|Entrance fee:||Adults 2 €, Senior citizens 1 €. Young people up to 18 years and students, free.|
|Parking space:||Available for all types of vehicles|
|Facilities for people with disabilities:||Available|
|Supervised by:||Hellenic Ministry of Culture and Sports|
|Access & walking difficulty:||Difficulty rating 3|
Lato is located 12 km southwest of the city of Saint Nicholas. Excavations started in 1899/1900 by the French Archaeological School under the direction of Joseph Demargne and continued from 1967 to 1972 under the direction of Pierre Ducrey, Olivier Ricard and Vana Hatzimichalis.

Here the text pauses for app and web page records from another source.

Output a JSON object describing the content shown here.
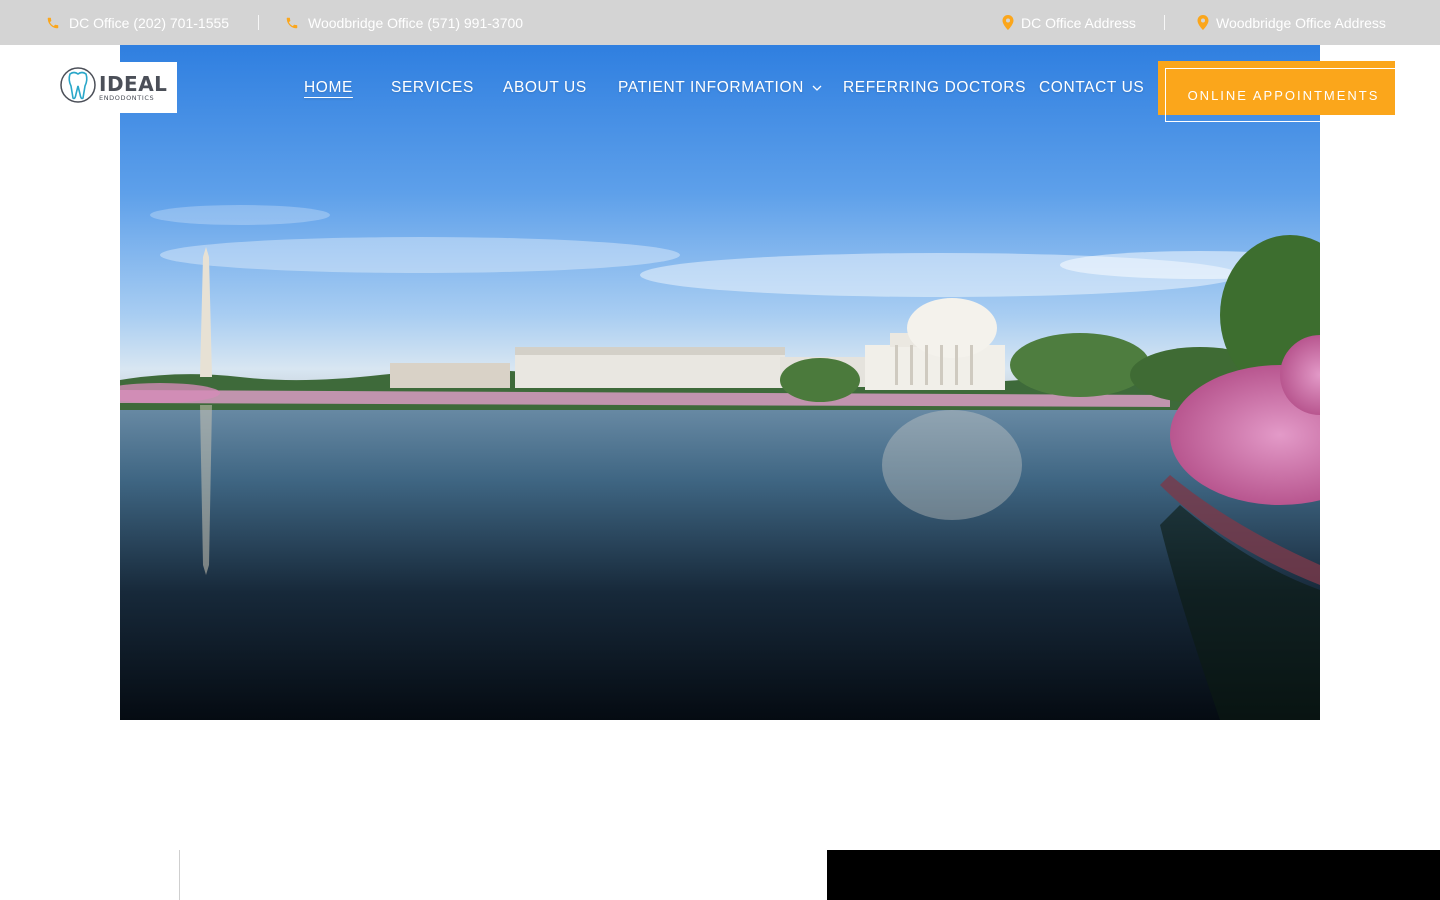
{
  "topbar": {
    "dc_phone": "DC Office (202) 701-1555",
    "woodbridge_phone": "Woodbridge Office (571) 991-3700",
    "dc_address": "DC Office Address",
    "woodbridge_address": "Woodbridge Office Address",
    "icon_color": "#fba61b"
  },
  "brand": {
    "logo_main": "IDEAL",
    "logo_sub": "ENDODONTICS"
  },
  "nav": {
    "items": [
      {
        "label": "HOME",
        "active": true
      },
      {
        "label": "SERVICES"
      },
      {
        "label": "ABOUT US"
      },
      {
        "label": "PATIENT INFORMATION",
        "has_dropdown": true
      },
      {
        "label": "REFERRING DOCTORS"
      },
      {
        "label": "CONTACT US"
      }
    ],
    "cta_label": "ONLINE APPOINTMENTS"
  },
  "colors": {
    "accent": "#fba61b",
    "topbar_bg": "#d4d4d4"
  }
}
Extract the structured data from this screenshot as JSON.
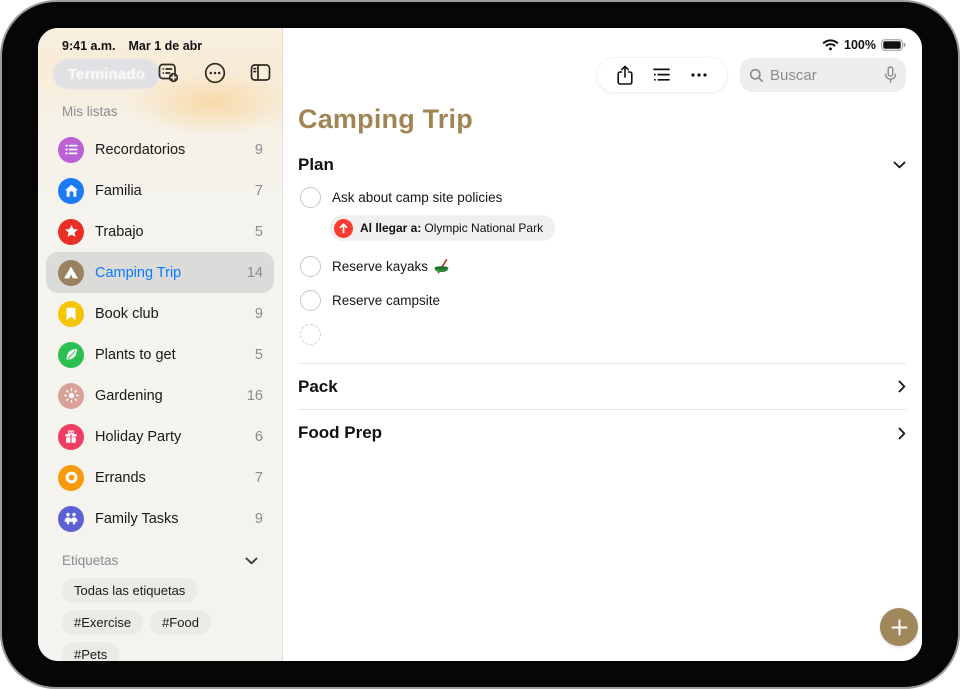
{
  "status_bar": {
    "time": "9:41 a.m.",
    "date": "Mar 1 de abr",
    "battery_percent": "100%"
  },
  "sidebar": {
    "done_button": "Terminado",
    "lists_header": "Mis listas",
    "lists": [
      {
        "name": "Recordatorios",
        "count": "9",
        "color": "#bc60d6",
        "icon": "list-bullets-icon",
        "selected": false
      },
      {
        "name": "Familia",
        "count": "7",
        "color": "#1d7bf6",
        "icon": "house-icon",
        "selected": false
      },
      {
        "name": "Trabajo",
        "count": "5",
        "color": "#eb2f26",
        "icon": "star-icon",
        "selected": false
      },
      {
        "name": "Camping Trip",
        "count": "14",
        "color": "#9a8160",
        "icon": "tent-icon",
        "selected": true
      },
      {
        "name": "Book club",
        "count": "9",
        "color": "#f6c502",
        "icon": "bookmark-icon",
        "selected": false
      },
      {
        "name": "Plants to get",
        "count": "5",
        "color": "#2bbf52",
        "icon": "leaf-icon",
        "selected": false
      },
      {
        "name": "Gardening",
        "count": "16",
        "color": "#d9a19a",
        "icon": "sun-icon",
        "selected": false
      },
      {
        "name": "Holiday Party",
        "count": "6",
        "color": "#ef3d64",
        "icon": "gift-icon",
        "selected": false
      },
      {
        "name": "Errands",
        "count": "7",
        "color": "#f79a0e",
        "icon": "ring-icon",
        "selected": false
      },
      {
        "name": "Family Tasks",
        "count": "9",
        "color": "#5e60d6",
        "icon": "family-icon",
        "selected": false
      }
    ],
    "tags_header": "Etiquetas",
    "tags": [
      "Todas las etiquetas",
      "#Exercise",
      "#Food",
      "#Pets"
    ]
  },
  "toolbar": {
    "search_placeholder": "Buscar"
  },
  "main": {
    "title": "Camping Trip",
    "accent_color": "#a18655",
    "plan_section": {
      "name": "Plan",
      "tasks": [
        {
          "title": "Ask about camp site policies",
          "location_tag": {
            "bold": "Al llegar a:",
            "text": "Olympic National Park"
          }
        },
        {
          "title": "Reserve kayaks",
          "emoji": "canoe-icon"
        },
        {
          "title": "Reserve campsite"
        },
        {
          "title": "",
          "placeholder": true
        }
      ]
    },
    "collapsed_sections": [
      {
        "name": "Pack"
      },
      {
        "name": "Food Prep"
      }
    ]
  }
}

The area was inhabited from the 7th century until the late 3rd - early 2nd century. Although research has shown that the wider region has been inhabited since the Minoan period. Lato is considered to be the best preserved city in Classical - Hellenistic period in Crete and one of the best preserved in Greece.
The city of Lato is built on the saddle of two hills in a naturally fortified and strategic position, controlling the transition from central to eastern Crete. The port city was Kamara, in the current place of St. Nicholas. The city was fortified with strong (Cyclopean) walls, towers and citadels. The main gate is located to the west and was well-fortified to control anyone entering. From the gateway an uphill road with eighty steps leading to the market was the commercial, political, and religious center of the city. The temple of Lato might have been the one room building in the center of the market. The two room temple on the southern part of Acropolis is where the altar and the statue of Apollo stood. The structural ruins, houses, workshops, warehouses, temples, public buildings, theatre Prytaneum date in the 4th and 3rd centuries B.C.
Significant findings are exhibited in the Archaeological Museum of Agios Nikolaos: Clay tub with cavity to facilitate the draining of water, craters of the Hellenistic period with painted decoration, 100 loom weights, fragment of a tile depicting a pregnant woman’s body.